Professor of Moral Philosophy, University of Glasgow
1852 to 1921

Sir Henry Jones was born 30 November 1852 in Llangernyw in Denbighshire, Wales, the son of Elias Jones and Elizabeth Williams. He left school at the age of twelve to be an apprentice to his father, a shoemaker, but managed to complete his education and became a teacher as well as a Presbyterian minister. With a scholarship in 1875 he enrolled at the University of Glasgow, studying philosophy under former Gifford lecturer Edward Caird, and graduated in 1878. Awarded the Clark fellowship, Jones spent the next four years at Oxford and in Germany.

Jones began his teaching career at Aberystwyth, beginning in 1882, then moved at Bangor in 1884 and St Andrews in 1891. In 1894 he succeeded Edward Caird as professor of moral philosophy at the University of Glasgow, where he remained until his death in 1922. He was also Hibbert Lecturer at Manchester College, Oxford. His lectures at the University of Sydney were published as Idealism as a Practical Creed. Jones was the Gifford Lecturer in 1920-1921.

Known as a liberal and an advocate of both educational and social reform, Jones founded the Glasgow Civic Society, supported the idea of women getting university educations, and believed that university professors had responsibilities to the community.

Among his numerous awards, Jones received an honorary LLD from St Andrews in 1891, an FBA in 1904, and an honorary DLitt (Wales) in 1905. He was knighted in 1912 and made a Companion of Honour in 1922. He also received the Cymmrodorion Society medal for service to Wales.

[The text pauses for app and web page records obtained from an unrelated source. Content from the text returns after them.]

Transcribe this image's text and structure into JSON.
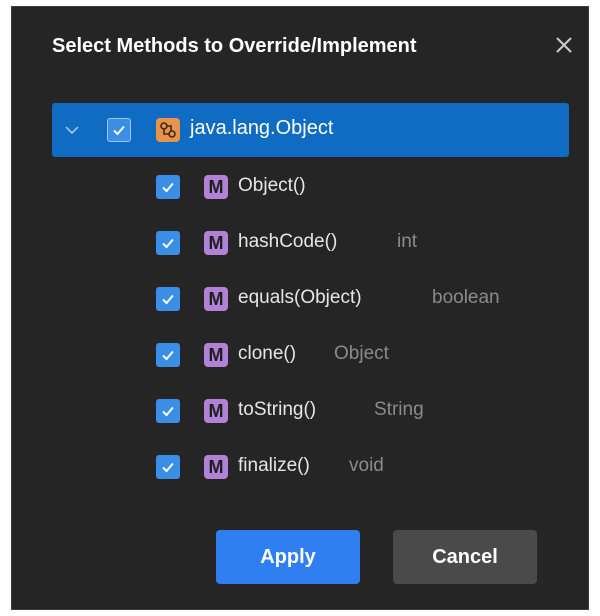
{
  "dialog": {
    "title": "Select Methods to Override/Implement",
    "close_icon": "close-icon"
  },
  "tree": {
    "root": {
      "label": "java.lang.Object",
      "checked": true,
      "expanded": true,
      "icon": "class-icon"
    },
    "methods": [
      {
        "name": "Object()",
        "return_type": "",
        "checked": true,
        "icon": "M"
      },
      {
        "name": "hashCode()",
        "return_type": "int",
        "checked": true,
        "icon": "M"
      },
      {
        "name": "equals(Object)",
        "return_type": "boolean",
        "checked": true,
        "icon": "M"
      },
      {
        "name": "clone()",
        "return_type": "Object",
        "checked": true,
        "icon": "M"
      },
      {
        "name": "toString()",
        "return_type": "String",
        "checked": true,
        "icon": "M"
      },
      {
        "name": "finalize()",
        "return_type": "void",
        "checked": true,
        "icon": "M"
      }
    ]
  },
  "buttons": {
    "apply_label": "Apply",
    "cancel_label": "Cancel"
  },
  "colors": {
    "dialog_bg": "#252526",
    "selection": "#0f6cc2",
    "checkbox": "#3a8ee6",
    "method_icon": "#b180d7",
    "class_icon": "#e8934a",
    "apply_bg": "#2f7ff0",
    "cancel_bg": "#4a4a4a",
    "return_type_text": "#8b8b8b"
  }
}
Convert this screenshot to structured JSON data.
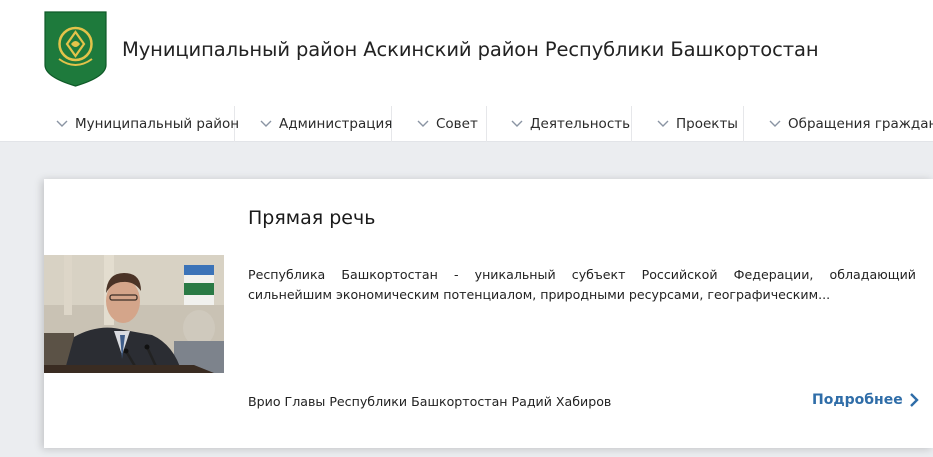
{
  "header": {
    "title": "Муниципальный район Аскинский район Республики Башкортостан",
    "logo_icon": "coat-of-arms-icon"
  },
  "nav": {
    "items": [
      {
        "label": "Муниципальный район"
      },
      {
        "label": "Администрация"
      },
      {
        "label": "Совет"
      },
      {
        "label": "Деятельность"
      },
      {
        "label": "Проекты"
      },
      {
        "label": "Обращения граждан"
      }
    ],
    "chevron_icon": "chevron-down-icon"
  },
  "card": {
    "title": "Прямая речь",
    "quote": "Республика Башкортостан - уникальный субъект Российской Федерации, обладающий сильнейшим экономическим потенциалом, природными ресурсами, географическим...",
    "author": "Врио Главы Республики Башкортостан Радий Хабиров",
    "more_label": "Подробнее",
    "more_icon": "chevron-right-icon"
  },
  "colors": {
    "accent": "#2f6da8",
    "logo_green": "#1e7a3c",
    "page_bg": "#ebedf0"
  }
}
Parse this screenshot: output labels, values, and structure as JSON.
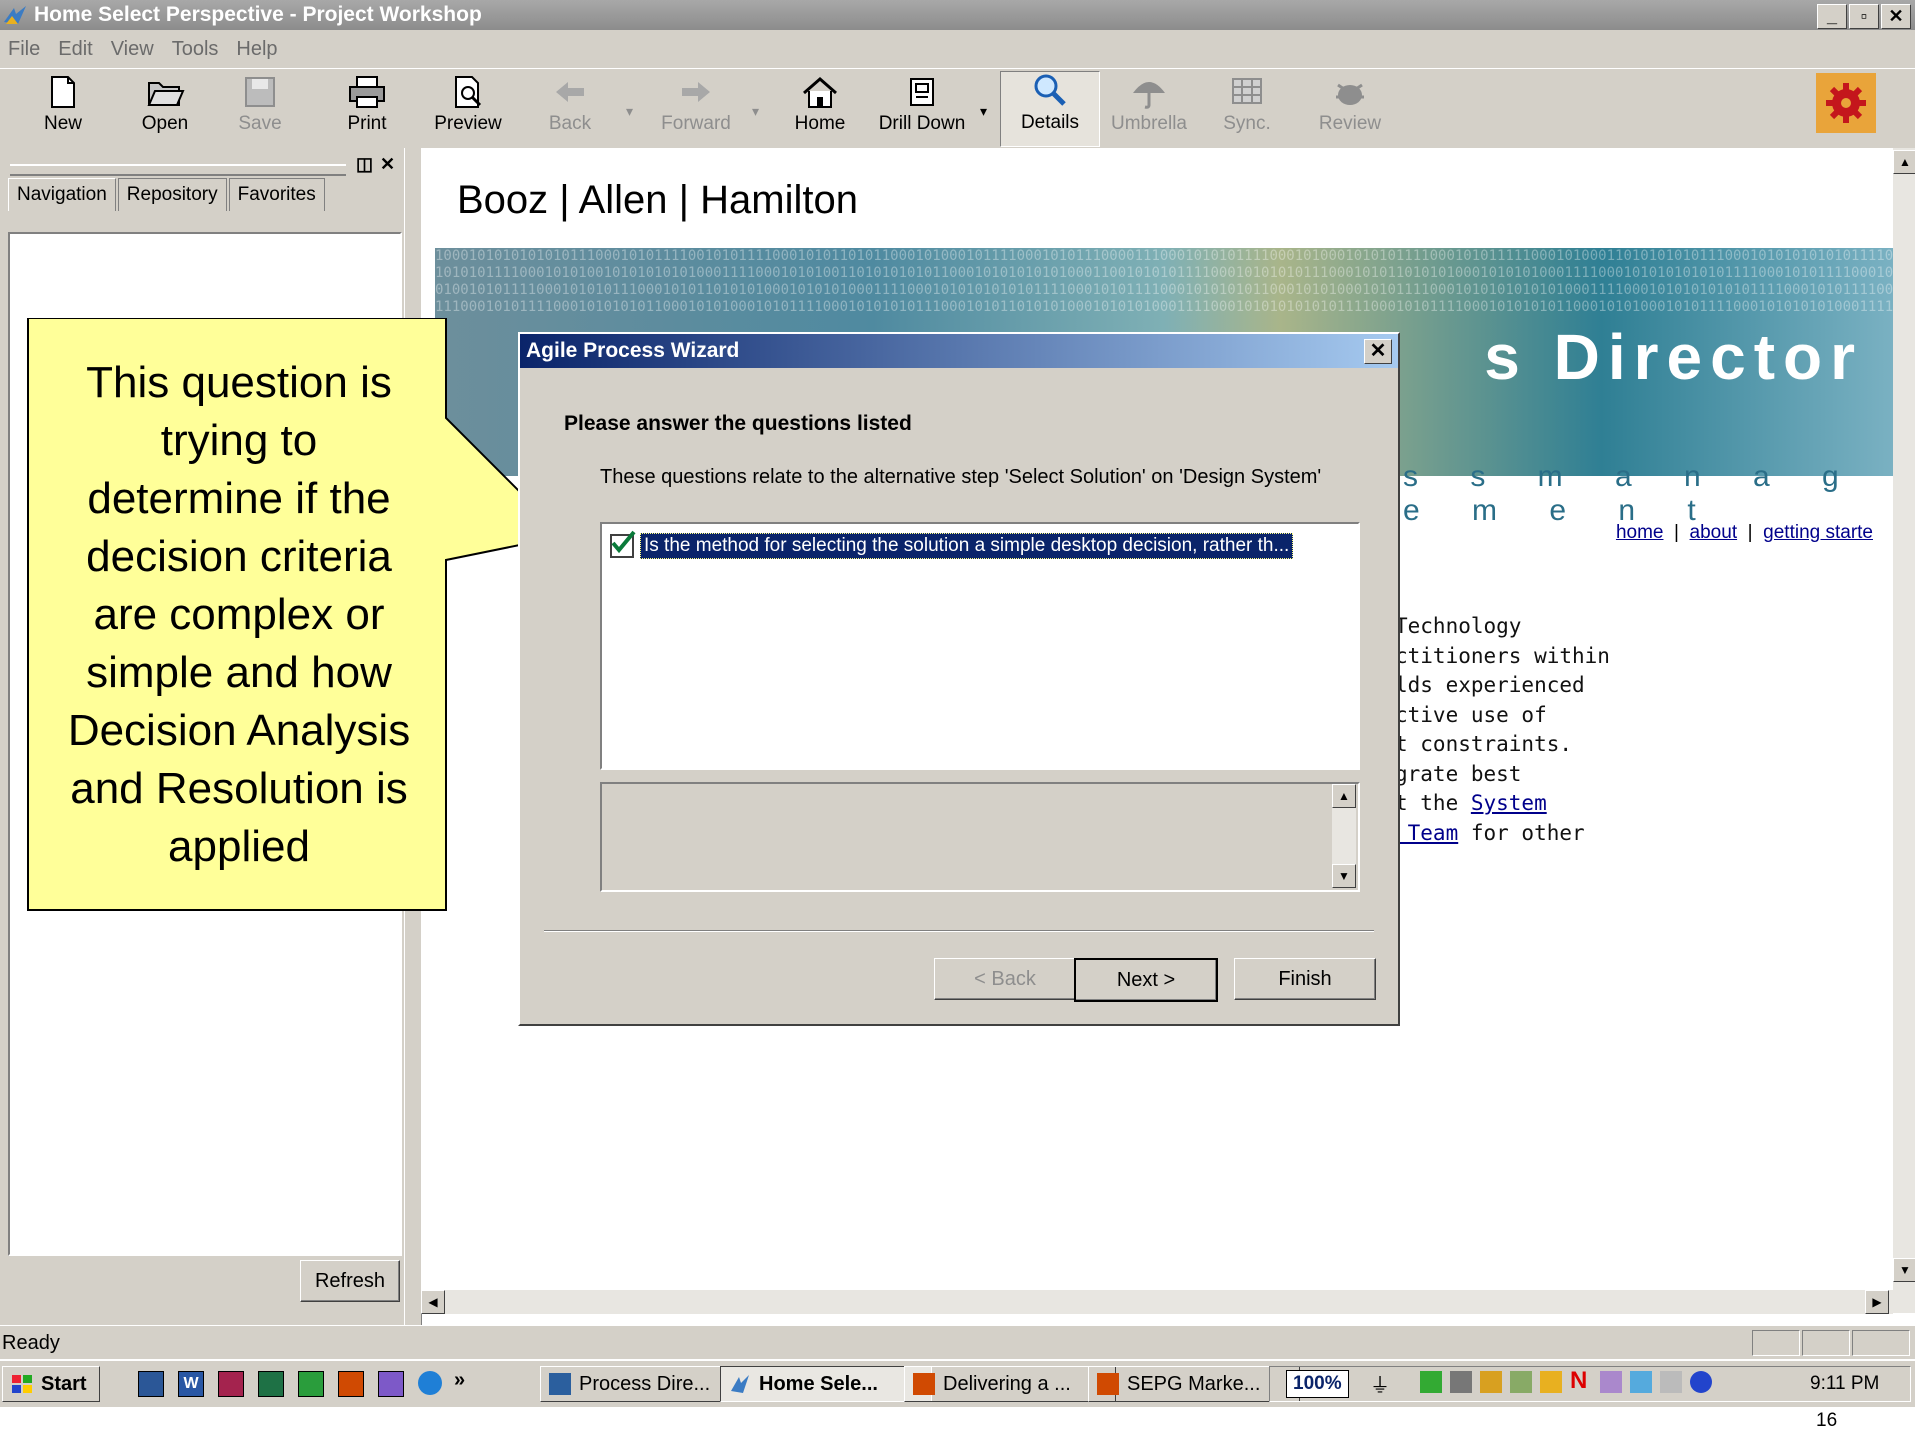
{
  "window": {
    "title": "Home Select Perspective - Project Workshop"
  },
  "menu": [
    "File",
    "Edit",
    "View",
    "Tools",
    "Help"
  ],
  "toolbar": {
    "new": "New",
    "open": "Open",
    "save": "Save",
    "print": "Print",
    "preview": "Preview",
    "back": "Back",
    "forward": "Forward",
    "home": "Home",
    "drilldown": "Drill Down",
    "details": "Details",
    "umbrella": "Umbrella",
    "sync": "Sync.",
    "review": "Review"
  },
  "leftpane": {
    "tabs": [
      "Navigation",
      "Repository",
      "Favorites"
    ],
    "refresh": "Refresh"
  },
  "content": {
    "logo": "Booz | Allen | Hamilton",
    "banner_word": "s Director",
    "tagline": "s s m a n a g e m e n t",
    "links": {
      "home": "home",
      "about": "about",
      "getting_started": "getting starte"
    },
    "para": [
      "Technology",
      "ctitioners within",
      "lds experienced",
      "ctive use of",
      "t constraints.",
      "grate best",
      "t the ",
      " Team",
      " for other"
    ],
    "para_links": {
      "system": "System"
    }
  },
  "dialog": {
    "title": "Agile Process Wizard",
    "heading": "Please answer the questions listed",
    "subtitle": "These questions relate to the alternative step 'Select Solution' on 'Design System'",
    "question": "Is the method for selecting the solution a simple desktop decision, rather th...",
    "question_checked": true,
    "back": "< Back",
    "next": "Next >",
    "finish": "Finish"
  },
  "callout": {
    "lines": [
      "This question is",
      "trying to",
      "determine if the",
      "decision criteria",
      "are complex or",
      "simple and how",
      "Decision Analysis",
      "and Resolution is",
      "applied"
    ]
  },
  "status": {
    "text": "Ready"
  },
  "taskbar": {
    "start": "Start",
    "chevron": "»",
    "tasks": [
      "Process Dire...",
      "Home Sele...",
      "Delivering a ...",
      "SEPG Marke..."
    ],
    "zoom": "100%",
    "clock": "9:11 PM"
  },
  "page_number": "16"
}
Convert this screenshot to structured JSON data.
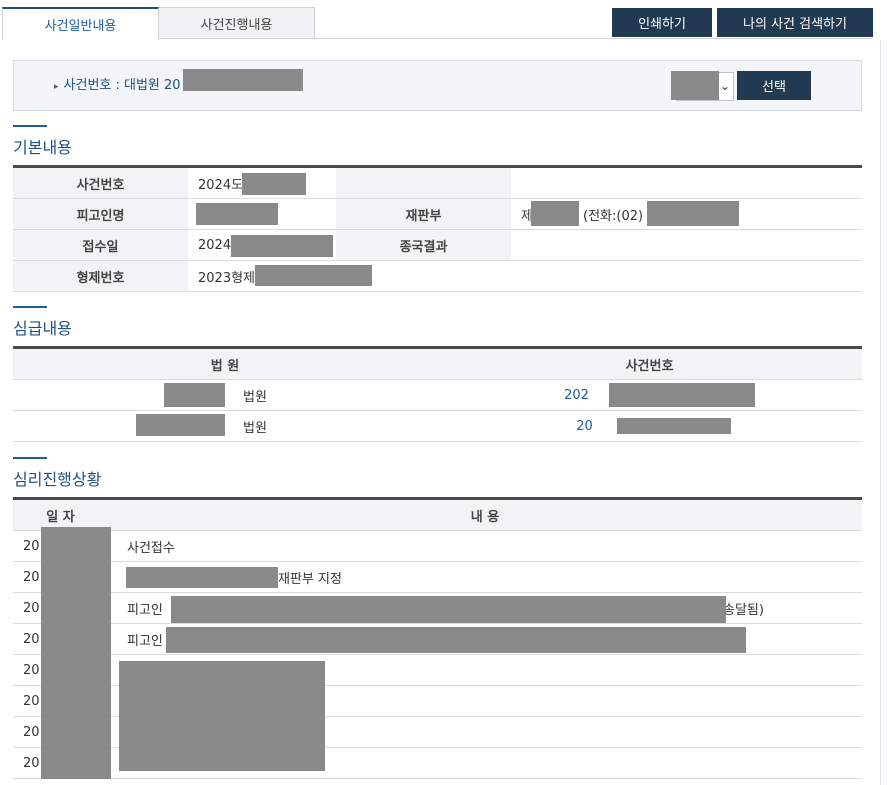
{
  "tabs": [
    {
      "label": "사건일반내용",
      "active": true
    },
    {
      "label": "사건진행내용",
      "active": false
    }
  ],
  "toolbar": {
    "print_label": "인쇄하기",
    "search_label": "나의 사건 검색하기"
  },
  "case_selector": {
    "label": "사건번호 : 대법원 20",
    "select_value": "",
    "choose_label": "선택"
  },
  "basic": {
    "title": "기본내용",
    "rows": [
      {
        "h1": "사건번호",
        "v1": "2024도",
        "h2": "",
        "v2": ""
      },
      {
        "h1": "피고인명",
        "v1": "",
        "h2": "재판부",
        "v2": "제",
        "v2b": "(전화:(02)"
      },
      {
        "h1": "접수일",
        "v1": "2024.",
        "h2": "종국결과",
        "v2": ""
      },
      {
        "h1": "형제번호",
        "v1": "2023형제",
        "h2": "",
        "v2": ""
      }
    ]
  },
  "lower_court": {
    "title": "심급내용",
    "headers": {
      "court": "법 원",
      "case_no": "사건번호"
    },
    "rows": [
      {
        "court": "법원",
        "case_no": "202"
      },
      {
        "court": "법원",
        "case_no": "20"
      }
    ]
  },
  "progress": {
    "title": "심리진행상황",
    "headers": {
      "date": "일 자",
      "content": "내 용"
    },
    "rows": [
      {
        "date": "20",
        "content": "사건접수"
      },
      {
        "date": "20",
        "content": "재판부 지정"
      },
      {
        "date": "20",
        "content": "피고인",
        "content_tail": "송달됨)"
      },
      {
        "date": "20",
        "content": "피고인"
      },
      {
        "date": "20",
        "content": ""
      },
      {
        "date": "20",
        "content": ""
      },
      {
        "date": "20",
        "content": ""
      },
      {
        "date": "20",
        "content": ""
      }
    ]
  },
  "colors": {
    "accent": "#1f5c99",
    "dark_button": "#213a52",
    "redaction": "#8a8a8a"
  }
}
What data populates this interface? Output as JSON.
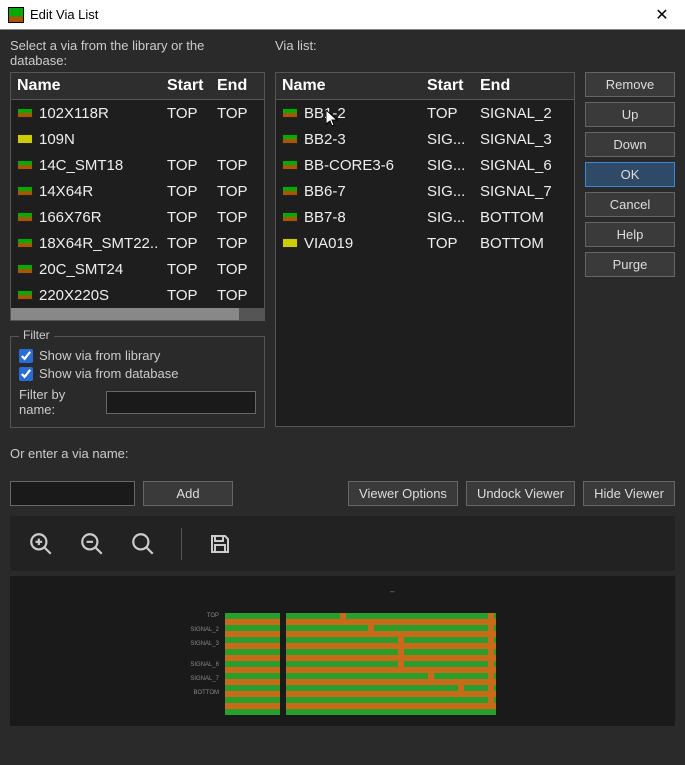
{
  "window": {
    "title": "Edit Via List"
  },
  "labels": {
    "select_lib": "Select a via from the library or the database:",
    "via_list": "Via list:",
    "filter": "Filter",
    "show_lib": "Show via from library",
    "show_db": "Show via from database",
    "filter_by_name": "Filter by name:",
    "enter_via": "Or enter a via name:"
  },
  "columns": {
    "name": "Name",
    "start": "Start",
    "end": "End"
  },
  "library": [
    {
      "icon": "lib",
      "name": "102X118R",
      "start": "TOP",
      "end": "TOP"
    },
    {
      "icon": "yellow",
      "name": "109N",
      "start": "",
      "end": ""
    },
    {
      "icon": "lib",
      "name": "14C_SMT18",
      "start": "TOP",
      "end": "TOP"
    },
    {
      "icon": "lib",
      "name": "14X64R",
      "start": "TOP",
      "end": "TOP"
    },
    {
      "icon": "lib",
      "name": "166X76R",
      "start": "TOP",
      "end": "TOP"
    },
    {
      "icon": "lib",
      "name": "18X64R_SMT22..",
      "start": "TOP",
      "end": "TOP"
    },
    {
      "icon": "lib",
      "name": "20C_SMT24",
      "start": "TOP",
      "end": "TOP"
    },
    {
      "icon": "lib",
      "name": "220X220S",
      "start": "TOP",
      "end": "TOP"
    }
  ],
  "vialist": [
    {
      "icon": "lib",
      "name": "BB1-2",
      "start": "TOP",
      "end": "SIGNAL_2"
    },
    {
      "icon": "lib",
      "name": "BB2-3",
      "start": "SIG...",
      "end": "SIGNAL_3"
    },
    {
      "icon": "lib",
      "name": "BB-CORE3-6",
      "start": "SIG...",
      "end": "SIGNAL_6"
    },
    {
      "icon": "lib",
      "name": "BB6-7",
      "start": "SIG...",
      "end": "SIGNAL_7"
    },
    {
      "icon": "lib",
      "name": "BB7-8",
      "start": "SIG...",
      "end": "BOTTOM"
    },
    {
      "icon": "yellow",
      "name": "VIA019",
      "start": "TOP",
      "end": "BOTTOM"
    }
  ],
  "buttons": {
    "remove": "Remove",
    "up": "Up",
    "down": "Down",
    "ok": "OK",
    "cancel": "Cancel",
    "help": "Help",
    "purge": "Purge",
    "add": "Add",
    "viewer_options": "Viewer Options",
    "undock_viewer": "Undock Viewer",
    "hide_viewer": "Hide Viewer"
  },
  "filter": {
    "show_lib": true,
    "show_db": true,
    "name_value": ""
  },
  "enter_name_value": ""
}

Some of Jones’ works include Browning as a Philosophical and Religious Teacher (1891); A Critical Account of the Philosophy of Lotze: The Doctrine of Thought (1895); Immortality of the Soul in the Poems of Tennyson and Browning (Essex Hall lecture, 1905); The Working Faith of the Social Reformer and Other Essays (1910); Social Powers: Three Popular Lectures on the Environment, the Press, and the Pulpit (1913); The Principles of Citizenship(1919); A Faith That Enquires (1922); and Old Memories (his autobiography, 1922). The Life and Letters of Sir Henry Jones was published posthumously in 1924.

Jones and his wife, Annie, who married in 1882, had six children, two of whom died in childhood. In 1921 they founded the Arthur Jones Memorial Prize in Citizenship in memory of a son killed in action in 1918.

He died 4 February 1922. In his memory the Sir Henry Jones Memorial Prize in Moral and Political Philosophy was founded in 1934. His Welsh birthplace, Y Cwm, opened as a museum in 1934.

  • Therese Boyd